==== Data records ====
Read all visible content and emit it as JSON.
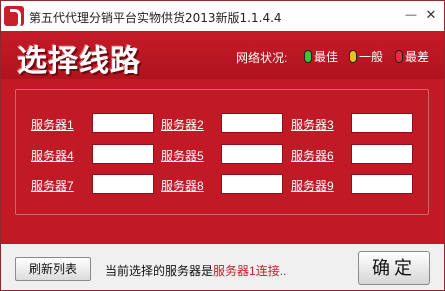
{
  "window": {
    "title": "第五代代理分销平台实物供货2013新版1.1.4.4",
    "minimize_glyph": "—",
    "close_glyph": "✕"
  },
  "banner": {
    "heading": "选择线路",
    "status_label": "网络状况:",
    "legend": [
      {
        "label": "最佳",
        "color": "#3cc43c"
      },
      {
        "label": "一般",
        "color": "#f0c020"
      },
      {
        "label": "最差",
        "color": "#e03040"
      }
    ]
  },
  "servers": [
    {
      "label": "服务器1",
      "value": ""
    },
    {
      "label": "服务器2",
      "value": ""
    },
    {
      "label": "服务器3",
      "value": ""
    },
    {
      "label": "服务器4",
      "value": ""
    },
    {
      "label": "服务器5",
      "value": ""
    },
    {
      "label": "服务器6",
      "value": ""
    },
    {
      "label": "服务器7",
      "value": ""
    },
    {
      "label": "服务器8",
      "value": ""
    },
    {
      "label": "服务器9",
      "value": ""
    }
  ],
  "footer": {
    "refresh_label": "刷新列表",
    "status_prefix": "当前选择的服务器是",
    "status_highlight": "服务器1连接..",
    "ok_label": "确定"
  },
  "colors": {
    "brand_red": "#c11a26",
    "title_text": "#222222"
  }
}
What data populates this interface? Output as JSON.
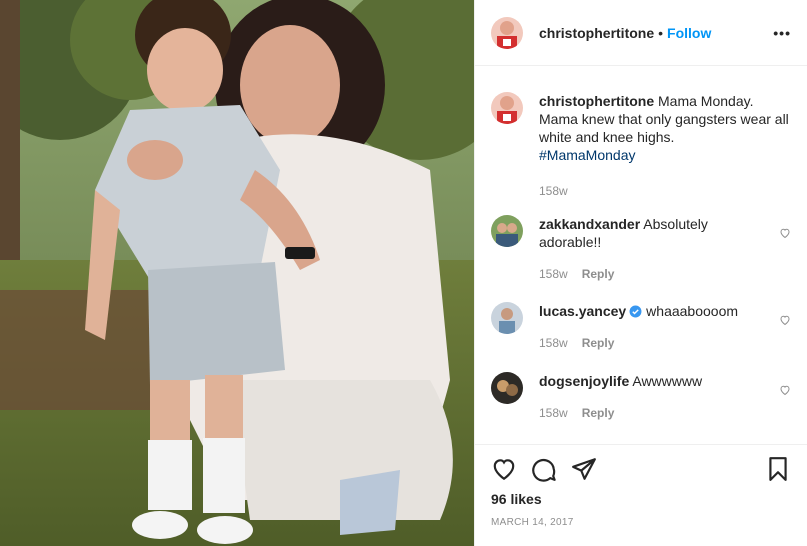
{
  "post": {
    "username": "christophertitone",
    "follow_label": "Follow",
    "dot": "•",
    "more": "•••"
  },
  "caption": {
    "username": "christophertitone",
    "text": "Mama Monday. Mama knew that only gangsters wear all white and knee highs.",
    "hashtag": "#MamaMonday",
    "time": "158w"
  },
  "comments": [
    {
      "username": "zakkandxander",
      "text": "Absolutely adorable!!",
      "time": "158w",
      "reply": "Reply",
      "verified": false
    },
    {
      "username": "lucas.yancey",
      "text": "whaaaboooom",
      "time": "158w",
      "reply": "Reply",
      "verified": true
    },
    {
      "username": "dogsenjoylife",
      "text": "Awwwwww",
      "time": "158w",
      "reply": "Reply",
      "verified": false
    }
  ],
  "actions": {
    "icons": [
      "heart-icon",
      "comment-icon",
      "share-icon",
      "bookmark-icon"
    ],
    "likes": "96 likes",
    "date": "MARCH 14, 2017"
  },
  "colors": {
    "link": "#0095f6",
    "hashtag": "#00376b",
    "muted": "#8e8e8e",
    "verified": "#3897f0"
  }
}
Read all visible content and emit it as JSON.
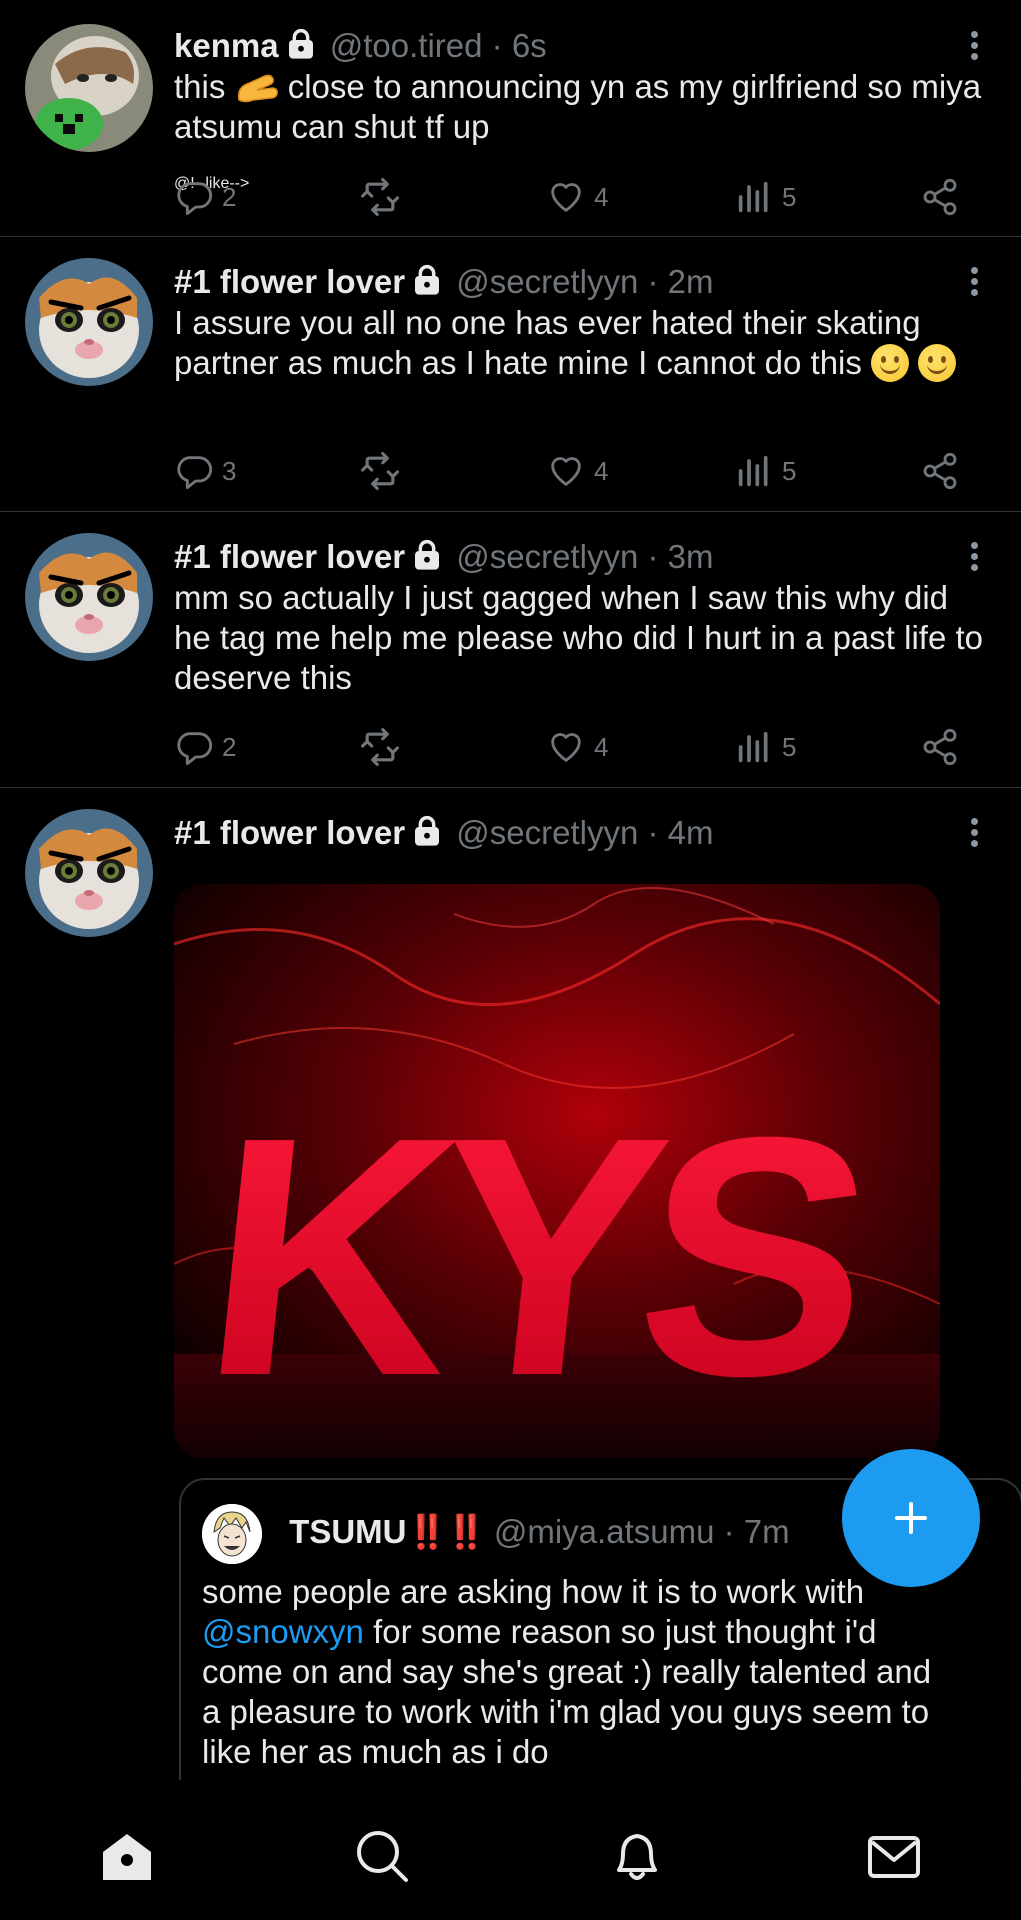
{
  "tweets": [
    {
      "name": "kenma",
      "handle": "@too.tired",
      "time": "· 6s",
      "text_a": "this",
      "text_b": "close to announcing yn as my girlfriend so miya atsumu can shut tf up",
      "replies": "2",
      "likes": "4",
      "views": "5"
    },
    {
      "name": "#1 flower lover",
      "handle": "@secretlyyn",
      "time": "· 2m",
      "text": "I assure you all no one has ever hated their skating partner as much as I hate mine I cannot do this",
      "replies": "3",
      "likes": "4",
      "views": "5"
    },
    {
      "name": "#1 flower lover",
      "handle": "@secretlyyn",
      "time": "· 3m",
      "text": "mm so actually I just gagged when I saw this why did he tag me help me please who did I hurt in a past life to deserve this",
      "replies": "2",
      "likes": "4",
      "views": "5"
    },
    {
      "name": "#1 flower lover",
      "handle": "@secretlyyn",
      "time": "· 4m",
      "image_text": "KYS",
      "quote": {
        "name": "TSUMU",
        "bangs": "‼️‼️",
        "handle": "@miya.atsumu",
        "time": "· 7m",
        "text_a": "some people are asking how it is to work with",
        "mention": "@snowxyn",
        "text_b": "for some reason so just thought i'd come on and say she's great :) really talented and a pleasure to work with i'm glad you guys seem to like her as much as i do"
      }
    }
  ],
  "icons": {
    "reply": "reply-icon",
    "retweet": "retweet-icon",
    "like": "heart-icon",
    "views": "views-icon",
    "share": "share-icon",
    "more": "more-icon",
    "compose": "plus-icon",
    "nav": [
      "home-icon",
      "search-icon",
      "bell-icon",
      "mail-icon"
    ]
  },
  "colors": {
    "background": "#000000",
    "accent": "#1d9bf0",
    "muted": "#71767b",
    "divider": "#2f3336"
  }
}
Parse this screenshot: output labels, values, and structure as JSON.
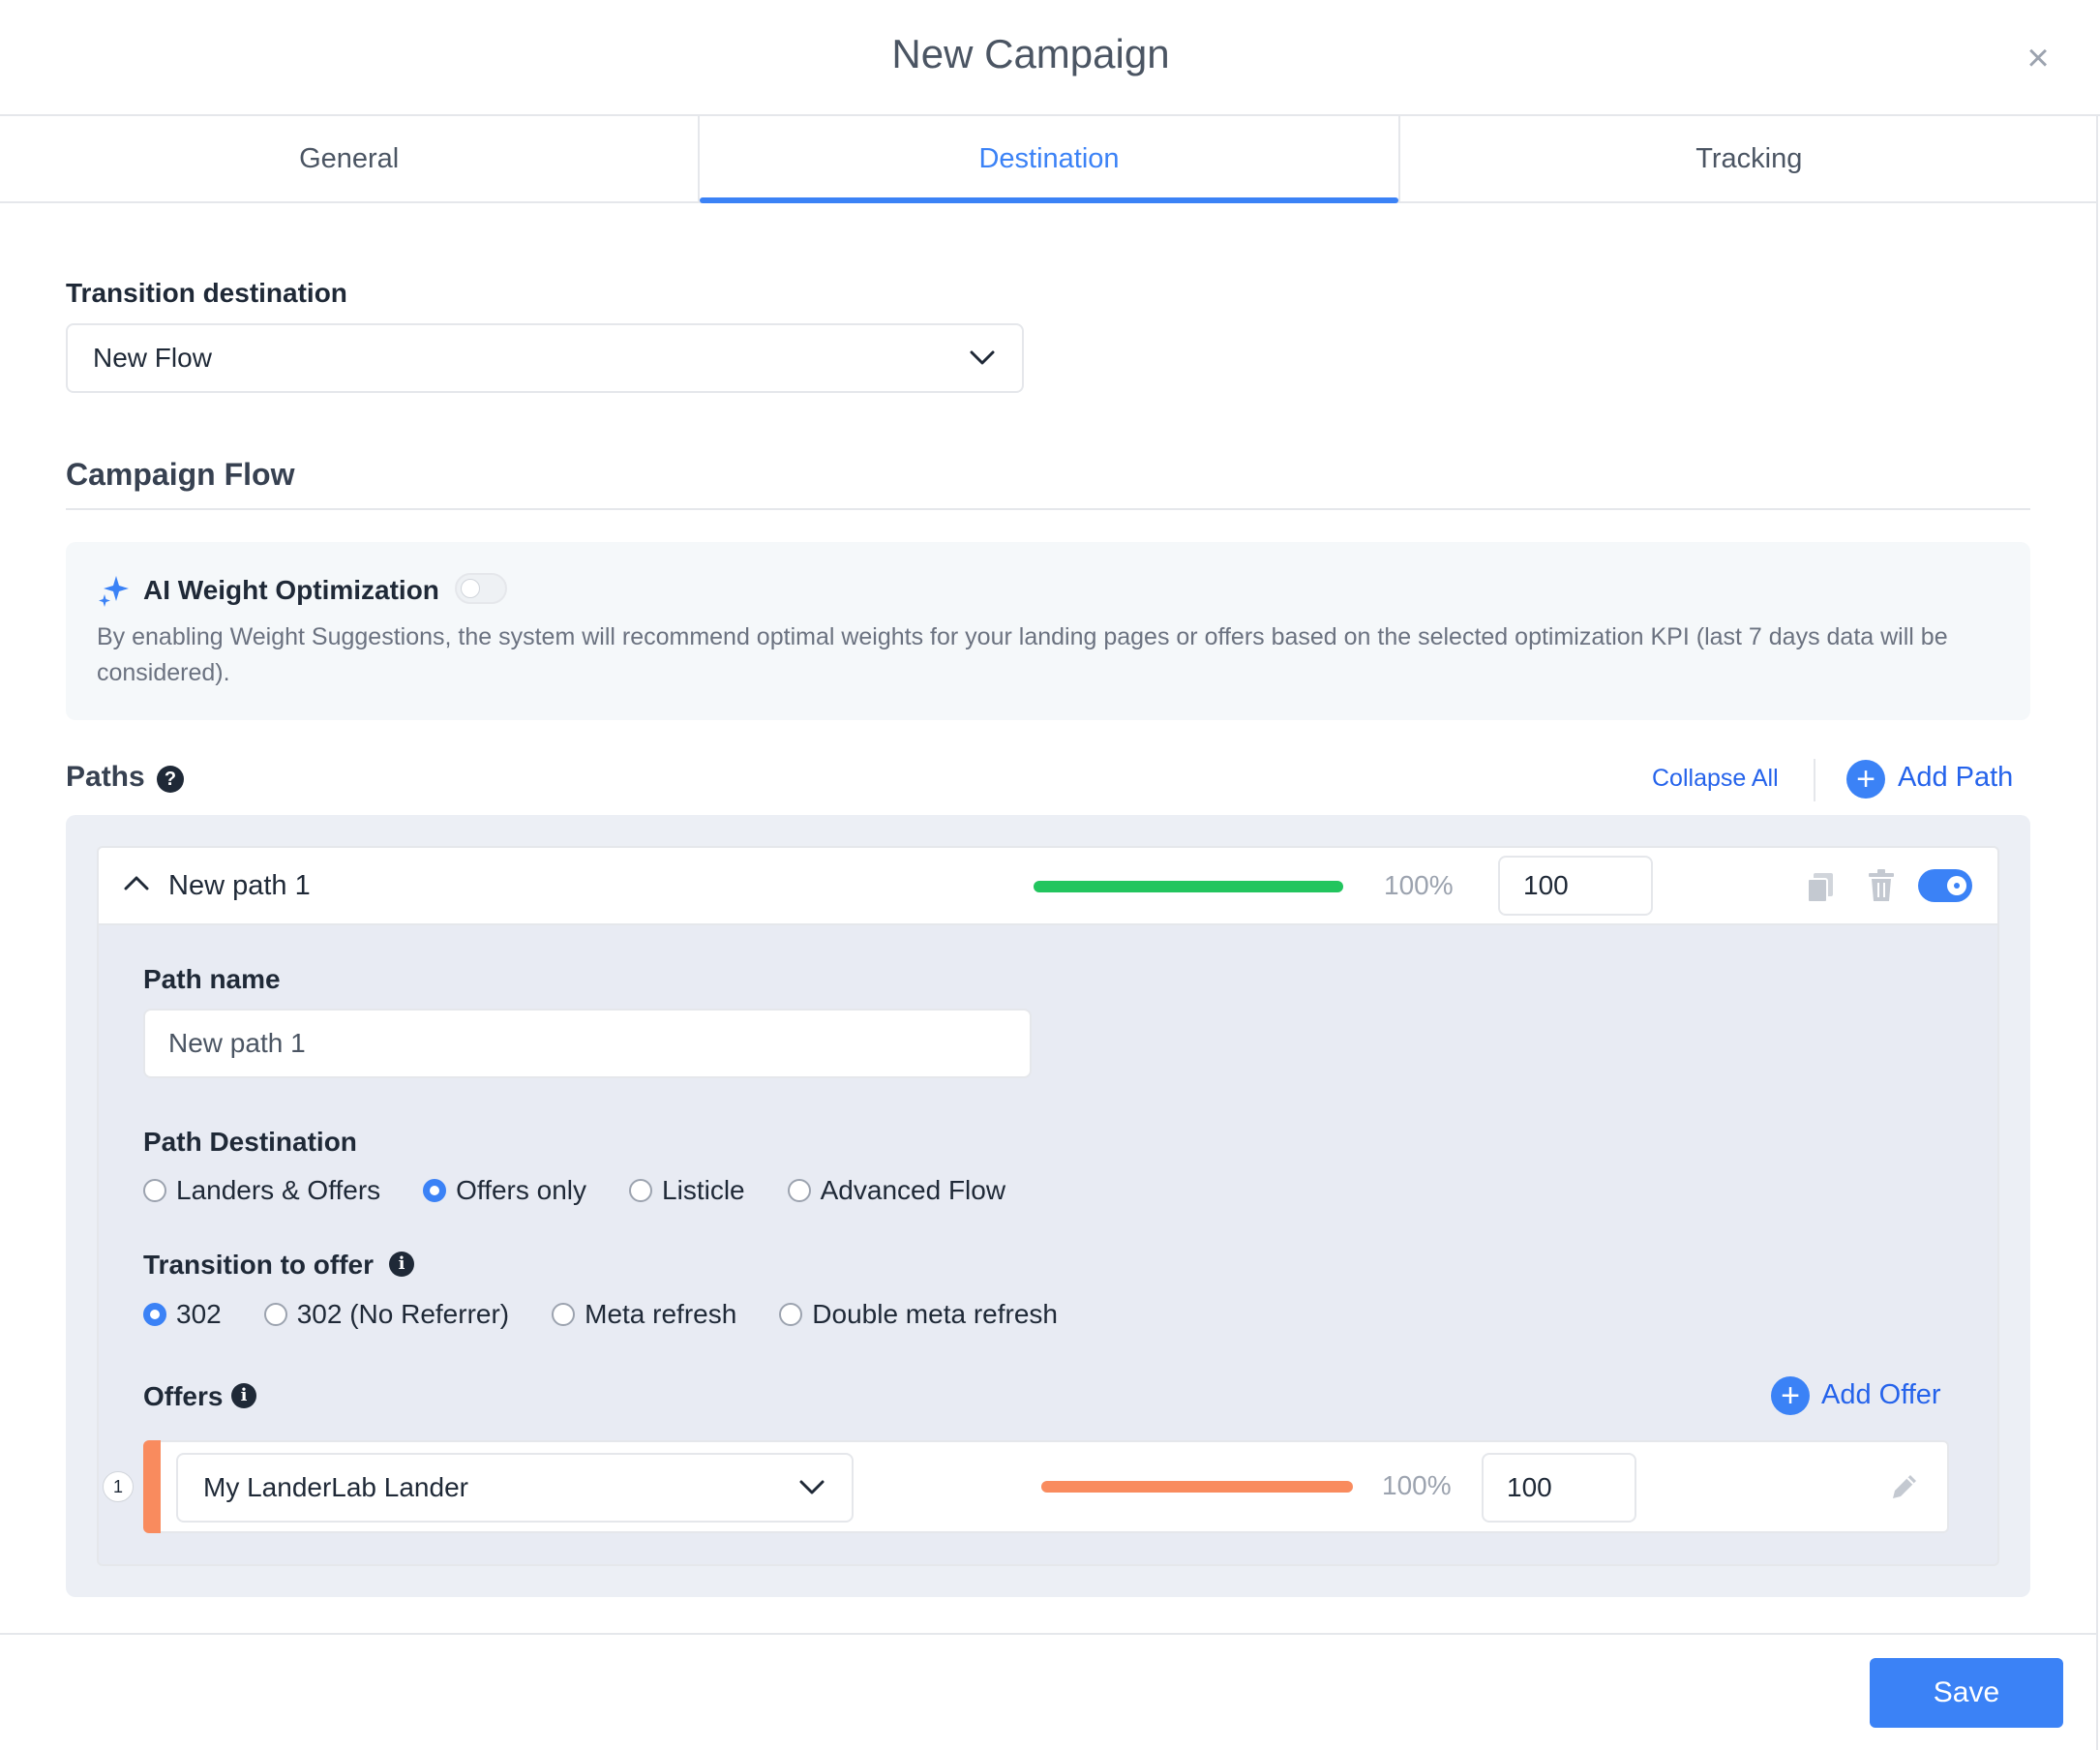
{
  "modal": {
    "title": "New Campaign",
    "close_label": "×"
  },
  "tabs": [
    {
      "label": "General",
      "active": false
    },
    {
      "label": "Destination",
      "active": true
    },
    {
      "label": "Tracking",
      "active": false
    }
  ],
  "transition_destination": {
    "label": "Transition destination",
    "value": "New Flow"
  },
  "campaign_flow": {
    "title": "Campaign Flow"
  },
  "ai_weight": {
    "title": "AI Weight Optimization",
    "enabled": false,
    "description": "By enabling Weight Suggestions, the system will recommend optimal weights for your landing pages or offers based on the selected optimization KPI (last 7 days data will be considered)."
  },
  "paths": {
    "title": "Paths",
    "help_icon": "?",
    "collapse_all": "Collapse All",
    "add_path": "Add Path",
    "add_icon": "+",
    "items": [
      {
        "name": "New path 1",
        "share_percent": "100%",
        "share_fraction": 1.0,
        "bar_color": "#22c55e",
        "weight": "100",
        "enabled": true,
        "path_name_label": "Path name",
        "path_name_value": "New path 1",
        "destination_label": "Path Destination",
        "destination_options": [
          "Landers & Offers",
          "Offers only",
          "Listicle",
          "Advanced Flow"
        ],
        "destination_selected": "Offers only",
        "transition_label": "Transition to offer",
        "transition_options": [
          "302",
          "302 (No Referrer)",
          "Meta refresh",
          "Double meta refresh"
        ],
        "transition_selected": "302",
        "offers_label": "Offers",
        "add_offer": "Add Offer",
        "offers": [
          {
            "index": "1",
            "name": "My LanderLab Lander",
            "share_percent": "100%",
            "share_fraction": 1.0,
            "bar_color": "#f98b5e",
            "weight": "100"
          }
        ]
      }
    ]
  },
  "info_icon": "i",
  "footer": {
    "save_label": "Save"
  },
  "colors": {
    "accent": "#3b82f6",
    "path_bar": "#22c55e",
    "offer_bar": "#f98b5e"
  }
}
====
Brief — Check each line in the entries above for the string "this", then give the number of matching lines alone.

Answer space — 5